BEGIN Materials provided

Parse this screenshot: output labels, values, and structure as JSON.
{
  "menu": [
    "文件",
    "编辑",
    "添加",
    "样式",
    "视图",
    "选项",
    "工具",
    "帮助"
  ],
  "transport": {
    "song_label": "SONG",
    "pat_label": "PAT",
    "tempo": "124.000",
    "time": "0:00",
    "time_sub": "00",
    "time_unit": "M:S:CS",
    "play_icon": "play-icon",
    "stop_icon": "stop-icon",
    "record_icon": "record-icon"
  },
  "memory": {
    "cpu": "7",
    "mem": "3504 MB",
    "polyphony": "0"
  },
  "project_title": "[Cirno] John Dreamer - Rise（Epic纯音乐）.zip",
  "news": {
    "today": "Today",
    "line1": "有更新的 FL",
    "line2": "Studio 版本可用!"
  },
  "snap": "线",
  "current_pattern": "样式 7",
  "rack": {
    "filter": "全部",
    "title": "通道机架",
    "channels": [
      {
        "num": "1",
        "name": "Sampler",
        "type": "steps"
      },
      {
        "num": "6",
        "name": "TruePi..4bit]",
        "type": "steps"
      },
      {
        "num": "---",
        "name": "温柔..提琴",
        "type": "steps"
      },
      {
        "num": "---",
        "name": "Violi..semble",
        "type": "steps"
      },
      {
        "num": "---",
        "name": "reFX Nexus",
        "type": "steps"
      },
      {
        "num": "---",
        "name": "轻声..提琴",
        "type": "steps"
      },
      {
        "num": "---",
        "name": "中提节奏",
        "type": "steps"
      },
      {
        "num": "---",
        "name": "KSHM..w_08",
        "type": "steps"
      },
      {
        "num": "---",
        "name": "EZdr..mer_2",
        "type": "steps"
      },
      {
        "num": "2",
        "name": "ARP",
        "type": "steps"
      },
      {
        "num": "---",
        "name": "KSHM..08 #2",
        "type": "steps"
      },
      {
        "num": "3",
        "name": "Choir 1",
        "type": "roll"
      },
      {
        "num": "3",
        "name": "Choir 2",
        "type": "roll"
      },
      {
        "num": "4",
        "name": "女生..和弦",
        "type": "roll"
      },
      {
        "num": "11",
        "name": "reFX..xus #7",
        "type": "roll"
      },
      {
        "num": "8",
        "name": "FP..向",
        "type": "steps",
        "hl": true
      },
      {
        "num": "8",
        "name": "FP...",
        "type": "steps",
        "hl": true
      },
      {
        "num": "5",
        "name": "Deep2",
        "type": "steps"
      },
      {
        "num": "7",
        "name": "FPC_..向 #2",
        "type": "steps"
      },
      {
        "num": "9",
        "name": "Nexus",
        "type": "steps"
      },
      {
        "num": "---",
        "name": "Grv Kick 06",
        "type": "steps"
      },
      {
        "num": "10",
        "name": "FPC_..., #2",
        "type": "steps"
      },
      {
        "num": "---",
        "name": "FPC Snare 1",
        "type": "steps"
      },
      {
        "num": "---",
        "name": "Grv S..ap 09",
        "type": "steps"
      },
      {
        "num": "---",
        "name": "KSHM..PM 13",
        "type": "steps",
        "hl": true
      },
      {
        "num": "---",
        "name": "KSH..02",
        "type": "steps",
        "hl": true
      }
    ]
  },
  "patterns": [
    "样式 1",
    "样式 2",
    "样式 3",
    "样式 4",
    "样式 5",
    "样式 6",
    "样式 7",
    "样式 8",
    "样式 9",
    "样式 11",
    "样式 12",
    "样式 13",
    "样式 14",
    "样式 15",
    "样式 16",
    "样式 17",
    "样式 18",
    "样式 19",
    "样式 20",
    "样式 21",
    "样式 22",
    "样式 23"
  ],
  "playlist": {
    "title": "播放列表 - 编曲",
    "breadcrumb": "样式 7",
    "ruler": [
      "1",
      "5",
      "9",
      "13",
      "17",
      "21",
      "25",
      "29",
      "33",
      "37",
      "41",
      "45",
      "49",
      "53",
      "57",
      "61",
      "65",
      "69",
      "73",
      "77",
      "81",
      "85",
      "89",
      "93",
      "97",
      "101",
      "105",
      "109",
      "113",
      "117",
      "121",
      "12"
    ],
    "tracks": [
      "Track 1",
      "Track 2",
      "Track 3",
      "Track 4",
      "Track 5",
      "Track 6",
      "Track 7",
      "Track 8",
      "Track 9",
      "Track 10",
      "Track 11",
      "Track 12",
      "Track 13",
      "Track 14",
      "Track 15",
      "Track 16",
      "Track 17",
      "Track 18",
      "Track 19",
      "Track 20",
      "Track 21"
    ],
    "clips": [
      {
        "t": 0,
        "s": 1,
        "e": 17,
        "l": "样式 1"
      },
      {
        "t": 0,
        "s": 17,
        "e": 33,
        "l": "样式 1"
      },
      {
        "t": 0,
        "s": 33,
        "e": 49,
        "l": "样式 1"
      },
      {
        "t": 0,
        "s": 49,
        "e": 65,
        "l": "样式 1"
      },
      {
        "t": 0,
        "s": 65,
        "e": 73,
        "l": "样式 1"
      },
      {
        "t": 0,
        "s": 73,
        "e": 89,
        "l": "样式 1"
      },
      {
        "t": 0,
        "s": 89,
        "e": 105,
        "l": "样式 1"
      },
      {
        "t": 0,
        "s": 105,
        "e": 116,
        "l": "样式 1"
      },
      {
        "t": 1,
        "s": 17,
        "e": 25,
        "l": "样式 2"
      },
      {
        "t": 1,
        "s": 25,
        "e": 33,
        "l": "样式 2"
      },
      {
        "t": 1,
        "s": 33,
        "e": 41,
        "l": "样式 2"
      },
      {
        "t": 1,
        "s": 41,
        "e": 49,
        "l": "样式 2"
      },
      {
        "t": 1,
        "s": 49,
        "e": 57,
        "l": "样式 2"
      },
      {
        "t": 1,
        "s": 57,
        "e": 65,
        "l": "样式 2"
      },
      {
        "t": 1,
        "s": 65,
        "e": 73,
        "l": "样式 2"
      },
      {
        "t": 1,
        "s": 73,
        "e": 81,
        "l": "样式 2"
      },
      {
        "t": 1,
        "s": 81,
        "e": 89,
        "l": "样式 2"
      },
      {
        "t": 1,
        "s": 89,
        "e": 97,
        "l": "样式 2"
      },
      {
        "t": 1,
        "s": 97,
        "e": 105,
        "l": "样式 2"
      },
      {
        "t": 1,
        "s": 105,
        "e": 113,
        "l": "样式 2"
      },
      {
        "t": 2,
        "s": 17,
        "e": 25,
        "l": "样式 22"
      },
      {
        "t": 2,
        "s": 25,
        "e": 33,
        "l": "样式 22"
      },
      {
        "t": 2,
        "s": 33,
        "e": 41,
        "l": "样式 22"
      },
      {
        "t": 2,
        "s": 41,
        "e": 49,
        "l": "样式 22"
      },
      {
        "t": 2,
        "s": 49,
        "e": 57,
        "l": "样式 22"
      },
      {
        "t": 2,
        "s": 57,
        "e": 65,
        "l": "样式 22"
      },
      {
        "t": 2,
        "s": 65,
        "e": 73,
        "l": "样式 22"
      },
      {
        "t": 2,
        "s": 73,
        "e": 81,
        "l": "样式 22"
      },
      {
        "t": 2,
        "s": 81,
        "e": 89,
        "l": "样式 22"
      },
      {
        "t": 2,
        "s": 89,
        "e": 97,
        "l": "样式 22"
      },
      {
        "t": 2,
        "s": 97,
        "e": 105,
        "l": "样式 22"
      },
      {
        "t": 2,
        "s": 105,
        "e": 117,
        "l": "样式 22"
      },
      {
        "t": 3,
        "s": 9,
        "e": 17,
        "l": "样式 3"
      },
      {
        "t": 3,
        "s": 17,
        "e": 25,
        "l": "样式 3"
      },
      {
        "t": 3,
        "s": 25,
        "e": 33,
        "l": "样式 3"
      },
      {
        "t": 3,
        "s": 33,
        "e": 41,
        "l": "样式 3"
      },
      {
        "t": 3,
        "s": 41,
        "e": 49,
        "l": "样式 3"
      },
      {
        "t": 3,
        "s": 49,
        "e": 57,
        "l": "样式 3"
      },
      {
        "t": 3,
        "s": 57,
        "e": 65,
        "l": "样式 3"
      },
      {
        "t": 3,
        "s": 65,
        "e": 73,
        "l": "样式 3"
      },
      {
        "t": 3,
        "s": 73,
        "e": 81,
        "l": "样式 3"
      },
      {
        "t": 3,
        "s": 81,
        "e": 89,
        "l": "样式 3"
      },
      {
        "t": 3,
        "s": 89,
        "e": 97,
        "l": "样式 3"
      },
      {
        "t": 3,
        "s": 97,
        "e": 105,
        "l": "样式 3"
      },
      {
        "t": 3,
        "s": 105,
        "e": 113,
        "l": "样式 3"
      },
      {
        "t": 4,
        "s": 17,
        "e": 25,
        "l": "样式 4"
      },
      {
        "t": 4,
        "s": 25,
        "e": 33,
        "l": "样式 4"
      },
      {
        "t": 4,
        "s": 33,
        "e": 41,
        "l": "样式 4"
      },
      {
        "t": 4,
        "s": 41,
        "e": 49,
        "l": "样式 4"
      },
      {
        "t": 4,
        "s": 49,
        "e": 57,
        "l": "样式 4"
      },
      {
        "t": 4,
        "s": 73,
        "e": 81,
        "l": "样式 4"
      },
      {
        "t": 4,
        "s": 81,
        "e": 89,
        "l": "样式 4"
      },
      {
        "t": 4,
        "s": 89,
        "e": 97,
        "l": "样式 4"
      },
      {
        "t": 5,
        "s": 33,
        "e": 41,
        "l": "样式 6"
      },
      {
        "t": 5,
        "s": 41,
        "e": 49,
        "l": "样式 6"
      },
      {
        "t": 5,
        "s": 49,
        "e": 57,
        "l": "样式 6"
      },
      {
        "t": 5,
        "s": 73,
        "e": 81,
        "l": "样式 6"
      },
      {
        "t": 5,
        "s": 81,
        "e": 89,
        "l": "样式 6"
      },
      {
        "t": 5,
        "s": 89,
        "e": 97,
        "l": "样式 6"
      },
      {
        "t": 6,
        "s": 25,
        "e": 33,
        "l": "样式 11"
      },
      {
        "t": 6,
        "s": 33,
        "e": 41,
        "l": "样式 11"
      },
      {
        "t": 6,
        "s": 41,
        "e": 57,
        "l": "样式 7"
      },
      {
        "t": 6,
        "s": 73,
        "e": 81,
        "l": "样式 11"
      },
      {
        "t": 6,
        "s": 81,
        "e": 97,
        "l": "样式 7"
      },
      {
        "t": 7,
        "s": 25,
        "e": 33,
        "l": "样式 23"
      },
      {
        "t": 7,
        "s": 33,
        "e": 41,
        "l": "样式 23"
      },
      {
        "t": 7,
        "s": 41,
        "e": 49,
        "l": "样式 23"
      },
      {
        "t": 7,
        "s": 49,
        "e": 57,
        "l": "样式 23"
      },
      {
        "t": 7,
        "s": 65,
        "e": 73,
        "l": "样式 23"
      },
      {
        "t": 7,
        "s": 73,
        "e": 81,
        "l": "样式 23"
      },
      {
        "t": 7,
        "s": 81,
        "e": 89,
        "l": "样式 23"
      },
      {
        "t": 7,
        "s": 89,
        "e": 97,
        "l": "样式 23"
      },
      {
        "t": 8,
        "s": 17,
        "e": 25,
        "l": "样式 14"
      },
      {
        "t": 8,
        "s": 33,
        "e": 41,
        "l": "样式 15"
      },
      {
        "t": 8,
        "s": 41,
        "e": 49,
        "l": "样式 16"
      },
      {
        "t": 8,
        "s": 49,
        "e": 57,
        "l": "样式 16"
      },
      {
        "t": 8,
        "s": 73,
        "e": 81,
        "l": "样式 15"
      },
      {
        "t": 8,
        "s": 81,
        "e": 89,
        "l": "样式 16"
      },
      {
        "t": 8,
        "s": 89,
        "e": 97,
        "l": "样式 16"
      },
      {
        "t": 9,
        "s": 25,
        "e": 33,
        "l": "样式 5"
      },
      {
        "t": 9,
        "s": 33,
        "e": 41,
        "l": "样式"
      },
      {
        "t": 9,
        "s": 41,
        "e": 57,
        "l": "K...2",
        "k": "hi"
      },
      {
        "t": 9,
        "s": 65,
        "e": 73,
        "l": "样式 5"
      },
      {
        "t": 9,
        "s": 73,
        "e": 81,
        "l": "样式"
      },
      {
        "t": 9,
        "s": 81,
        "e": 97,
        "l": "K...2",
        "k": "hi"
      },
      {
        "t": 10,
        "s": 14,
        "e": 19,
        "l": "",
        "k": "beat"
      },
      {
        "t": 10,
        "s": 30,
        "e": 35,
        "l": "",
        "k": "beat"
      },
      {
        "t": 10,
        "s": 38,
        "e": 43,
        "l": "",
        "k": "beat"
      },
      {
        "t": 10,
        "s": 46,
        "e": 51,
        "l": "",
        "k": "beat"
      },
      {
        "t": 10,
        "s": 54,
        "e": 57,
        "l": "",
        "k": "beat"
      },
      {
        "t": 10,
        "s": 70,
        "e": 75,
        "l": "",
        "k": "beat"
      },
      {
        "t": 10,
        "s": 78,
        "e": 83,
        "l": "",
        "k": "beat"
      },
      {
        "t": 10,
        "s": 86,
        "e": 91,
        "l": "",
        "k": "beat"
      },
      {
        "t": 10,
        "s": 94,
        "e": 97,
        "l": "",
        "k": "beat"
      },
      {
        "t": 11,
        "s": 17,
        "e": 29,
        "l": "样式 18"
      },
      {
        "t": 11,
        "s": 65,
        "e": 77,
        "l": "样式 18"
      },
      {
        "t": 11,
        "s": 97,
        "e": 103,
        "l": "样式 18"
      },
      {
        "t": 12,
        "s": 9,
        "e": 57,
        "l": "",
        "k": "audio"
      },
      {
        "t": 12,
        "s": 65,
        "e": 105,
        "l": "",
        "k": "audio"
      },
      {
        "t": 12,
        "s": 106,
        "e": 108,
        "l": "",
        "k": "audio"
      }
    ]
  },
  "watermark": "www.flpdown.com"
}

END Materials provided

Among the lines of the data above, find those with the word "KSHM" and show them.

        "name": "KSHM..w_08",
        "name": "KSHM..08 #2",
        "name": "KSHM..PM 13",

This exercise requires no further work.